Link to Pubmed [PMID] – 33256787
Link to DOI – 10.1186/s13071-020-04486-4
Parasit Vectors 2020 Nov; 13(1): 600
One of the major challenges to leishmaniasis treatment is the emergence of parasites resistant to antimony. To study differentially expressed genes associated with drug resistance, we performed a comparative transcriptomic analysis between wild-type and potassium antimonyl tartrate (SbIII)-resistant Leishmania infantum lines using high-throughput RNA sequencing.All the cDNA libraries were constructed from promastigote forms of each line, sequenced and analyzed using STAR for mapping the reads against the reference genome (L. infantum JPCM5) and DESeq2 for differential expression statistical analyses.
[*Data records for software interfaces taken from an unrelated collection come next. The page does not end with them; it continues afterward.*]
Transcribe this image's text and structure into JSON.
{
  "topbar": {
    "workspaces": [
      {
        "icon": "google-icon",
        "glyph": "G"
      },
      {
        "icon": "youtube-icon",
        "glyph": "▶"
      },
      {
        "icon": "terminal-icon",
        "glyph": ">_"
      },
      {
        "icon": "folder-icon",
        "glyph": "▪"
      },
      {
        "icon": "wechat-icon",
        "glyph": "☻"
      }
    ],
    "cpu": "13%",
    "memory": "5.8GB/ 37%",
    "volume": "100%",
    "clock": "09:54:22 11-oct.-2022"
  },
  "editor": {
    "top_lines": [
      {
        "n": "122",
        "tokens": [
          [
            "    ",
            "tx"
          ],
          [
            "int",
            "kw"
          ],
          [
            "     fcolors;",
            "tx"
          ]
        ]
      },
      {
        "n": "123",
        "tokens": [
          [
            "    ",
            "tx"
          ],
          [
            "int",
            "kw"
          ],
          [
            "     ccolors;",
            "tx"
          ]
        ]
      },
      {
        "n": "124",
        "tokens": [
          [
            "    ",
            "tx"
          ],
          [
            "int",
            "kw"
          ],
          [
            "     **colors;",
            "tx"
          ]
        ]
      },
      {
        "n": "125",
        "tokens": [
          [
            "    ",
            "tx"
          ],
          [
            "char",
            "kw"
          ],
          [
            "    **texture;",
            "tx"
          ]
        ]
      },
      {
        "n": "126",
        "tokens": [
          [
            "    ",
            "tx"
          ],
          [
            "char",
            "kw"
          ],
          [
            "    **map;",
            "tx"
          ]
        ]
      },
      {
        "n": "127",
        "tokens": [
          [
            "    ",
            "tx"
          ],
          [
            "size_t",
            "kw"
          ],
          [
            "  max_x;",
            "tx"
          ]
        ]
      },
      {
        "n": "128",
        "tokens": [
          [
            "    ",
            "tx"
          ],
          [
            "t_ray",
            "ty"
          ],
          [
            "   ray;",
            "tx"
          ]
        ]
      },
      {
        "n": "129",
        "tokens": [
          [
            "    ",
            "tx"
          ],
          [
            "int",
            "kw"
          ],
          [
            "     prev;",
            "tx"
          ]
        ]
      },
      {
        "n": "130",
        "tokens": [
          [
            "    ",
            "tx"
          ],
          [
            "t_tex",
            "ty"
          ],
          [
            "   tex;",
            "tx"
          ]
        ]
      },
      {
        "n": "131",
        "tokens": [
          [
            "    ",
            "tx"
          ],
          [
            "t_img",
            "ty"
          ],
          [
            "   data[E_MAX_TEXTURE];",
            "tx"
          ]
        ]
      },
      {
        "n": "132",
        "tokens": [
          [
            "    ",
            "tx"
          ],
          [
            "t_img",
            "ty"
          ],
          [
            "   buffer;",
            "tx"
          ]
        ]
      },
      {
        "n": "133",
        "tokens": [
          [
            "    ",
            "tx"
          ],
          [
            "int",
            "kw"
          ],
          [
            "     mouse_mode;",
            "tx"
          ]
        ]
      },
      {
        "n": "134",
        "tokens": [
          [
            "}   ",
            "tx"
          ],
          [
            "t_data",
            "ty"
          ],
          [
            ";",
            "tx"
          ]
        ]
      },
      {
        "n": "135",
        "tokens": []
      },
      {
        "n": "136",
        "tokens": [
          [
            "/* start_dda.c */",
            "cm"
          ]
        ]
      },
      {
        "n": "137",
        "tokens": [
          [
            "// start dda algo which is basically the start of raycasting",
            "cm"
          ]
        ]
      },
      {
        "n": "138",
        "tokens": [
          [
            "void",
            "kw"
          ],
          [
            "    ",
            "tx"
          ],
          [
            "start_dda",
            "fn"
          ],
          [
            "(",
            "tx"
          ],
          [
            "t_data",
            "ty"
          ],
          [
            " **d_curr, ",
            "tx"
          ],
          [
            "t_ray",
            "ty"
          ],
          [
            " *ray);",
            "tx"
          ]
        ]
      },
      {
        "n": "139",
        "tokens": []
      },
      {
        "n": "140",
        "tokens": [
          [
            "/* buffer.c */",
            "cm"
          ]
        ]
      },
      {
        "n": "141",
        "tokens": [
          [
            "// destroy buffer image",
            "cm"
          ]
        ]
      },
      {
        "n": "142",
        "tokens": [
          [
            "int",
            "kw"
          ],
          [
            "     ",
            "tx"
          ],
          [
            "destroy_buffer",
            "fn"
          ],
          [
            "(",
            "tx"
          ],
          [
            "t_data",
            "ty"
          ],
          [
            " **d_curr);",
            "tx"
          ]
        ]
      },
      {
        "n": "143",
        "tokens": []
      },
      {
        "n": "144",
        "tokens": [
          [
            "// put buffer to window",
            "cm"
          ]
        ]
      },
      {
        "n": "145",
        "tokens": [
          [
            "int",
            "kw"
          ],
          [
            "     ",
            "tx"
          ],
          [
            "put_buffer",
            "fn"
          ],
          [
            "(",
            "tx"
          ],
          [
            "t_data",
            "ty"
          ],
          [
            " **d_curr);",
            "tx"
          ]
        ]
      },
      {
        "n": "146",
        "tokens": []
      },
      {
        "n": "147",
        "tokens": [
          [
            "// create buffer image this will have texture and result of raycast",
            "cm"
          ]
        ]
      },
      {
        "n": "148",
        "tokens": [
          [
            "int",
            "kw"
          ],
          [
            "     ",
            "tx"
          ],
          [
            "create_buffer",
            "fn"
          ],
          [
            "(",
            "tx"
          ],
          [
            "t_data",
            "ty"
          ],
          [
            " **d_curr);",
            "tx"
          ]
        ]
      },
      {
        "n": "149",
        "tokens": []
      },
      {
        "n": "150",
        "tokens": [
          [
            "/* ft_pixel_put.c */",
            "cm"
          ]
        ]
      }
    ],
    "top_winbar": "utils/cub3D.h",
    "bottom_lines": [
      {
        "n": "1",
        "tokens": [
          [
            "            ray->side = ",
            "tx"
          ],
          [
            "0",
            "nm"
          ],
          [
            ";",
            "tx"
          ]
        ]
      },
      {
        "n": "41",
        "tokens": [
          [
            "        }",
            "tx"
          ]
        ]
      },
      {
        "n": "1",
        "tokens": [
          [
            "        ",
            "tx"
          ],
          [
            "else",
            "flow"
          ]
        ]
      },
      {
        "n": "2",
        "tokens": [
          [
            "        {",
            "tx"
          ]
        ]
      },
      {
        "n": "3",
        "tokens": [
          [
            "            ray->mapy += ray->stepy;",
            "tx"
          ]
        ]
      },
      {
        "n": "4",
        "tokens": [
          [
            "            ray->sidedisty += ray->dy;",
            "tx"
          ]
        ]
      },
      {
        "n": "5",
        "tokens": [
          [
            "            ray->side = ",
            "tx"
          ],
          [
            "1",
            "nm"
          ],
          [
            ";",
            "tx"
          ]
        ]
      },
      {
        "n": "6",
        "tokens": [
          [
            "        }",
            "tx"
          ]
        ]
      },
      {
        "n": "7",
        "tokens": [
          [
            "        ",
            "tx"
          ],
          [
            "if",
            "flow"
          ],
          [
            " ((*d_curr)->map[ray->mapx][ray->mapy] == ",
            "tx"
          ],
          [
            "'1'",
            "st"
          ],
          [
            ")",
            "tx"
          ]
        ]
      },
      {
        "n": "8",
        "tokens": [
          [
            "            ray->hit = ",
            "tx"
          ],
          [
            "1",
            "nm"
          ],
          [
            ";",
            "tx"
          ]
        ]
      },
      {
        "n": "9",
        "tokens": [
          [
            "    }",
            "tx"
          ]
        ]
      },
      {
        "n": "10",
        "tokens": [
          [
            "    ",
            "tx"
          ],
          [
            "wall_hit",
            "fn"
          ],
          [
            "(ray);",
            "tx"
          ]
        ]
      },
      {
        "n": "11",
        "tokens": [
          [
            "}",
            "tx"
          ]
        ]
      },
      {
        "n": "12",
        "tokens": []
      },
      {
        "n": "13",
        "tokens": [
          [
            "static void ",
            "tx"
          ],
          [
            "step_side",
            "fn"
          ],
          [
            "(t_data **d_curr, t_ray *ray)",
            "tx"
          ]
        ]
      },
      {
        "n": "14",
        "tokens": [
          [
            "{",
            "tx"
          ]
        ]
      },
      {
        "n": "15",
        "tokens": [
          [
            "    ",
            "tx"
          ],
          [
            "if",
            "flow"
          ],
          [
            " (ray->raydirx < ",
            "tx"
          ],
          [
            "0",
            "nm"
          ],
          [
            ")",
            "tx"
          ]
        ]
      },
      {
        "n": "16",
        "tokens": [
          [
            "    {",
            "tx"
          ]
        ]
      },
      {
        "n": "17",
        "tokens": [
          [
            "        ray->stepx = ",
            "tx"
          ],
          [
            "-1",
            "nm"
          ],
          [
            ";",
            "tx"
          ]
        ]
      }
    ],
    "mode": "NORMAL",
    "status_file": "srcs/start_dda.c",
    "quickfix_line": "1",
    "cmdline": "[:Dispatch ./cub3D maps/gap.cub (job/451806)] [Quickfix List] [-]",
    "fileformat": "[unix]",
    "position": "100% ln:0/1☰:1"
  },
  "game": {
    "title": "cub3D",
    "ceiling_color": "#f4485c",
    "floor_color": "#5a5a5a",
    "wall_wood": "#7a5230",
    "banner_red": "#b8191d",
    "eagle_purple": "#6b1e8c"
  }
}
All the genes were functionally annotated using sequence similarity search.The analytical pipeline considering an adjusted p-value 2.0 identified 933 transcripts differentially expressed (DE) between wild-type and SbIII-resistant L. infantum lines. Out of 933 DE transcripts, 504 presented functional annotation and 429 were assigned as hypothetical proteins. A total of 837 transcripts were upregulated and 96 were downregulated in the SbIII-resistant L. infantum line. Using this DE dataset, the proteins were further grouped in functional classes according to the gene ontology database. The functional enrichment analysis for biological processes showed that the upregulated transcripts in the SbIII-resistant line are associated with protein phosphorylation, microtubule-based movement, ubiquitination, host-parasite interaction, cellular process and other categories. The downregulated transcripts in the SbIII-resistant line are assigned in the GO categories: ribonucleoprotein complex, ribosome biogenesis, rRNA processing, nucleosome assembly and translation.The transcriptomic profile of L. infantum showed a robust set of genes from different metabolic pathways associated with the antimony resistance phenotype in this parasite. Our results address the complex and multifactorial antimony resistance mechanisms in Leishmania, identifying several candidate genes that may be further evaluated as molecular targets for chemotherapy of leishmaniasis.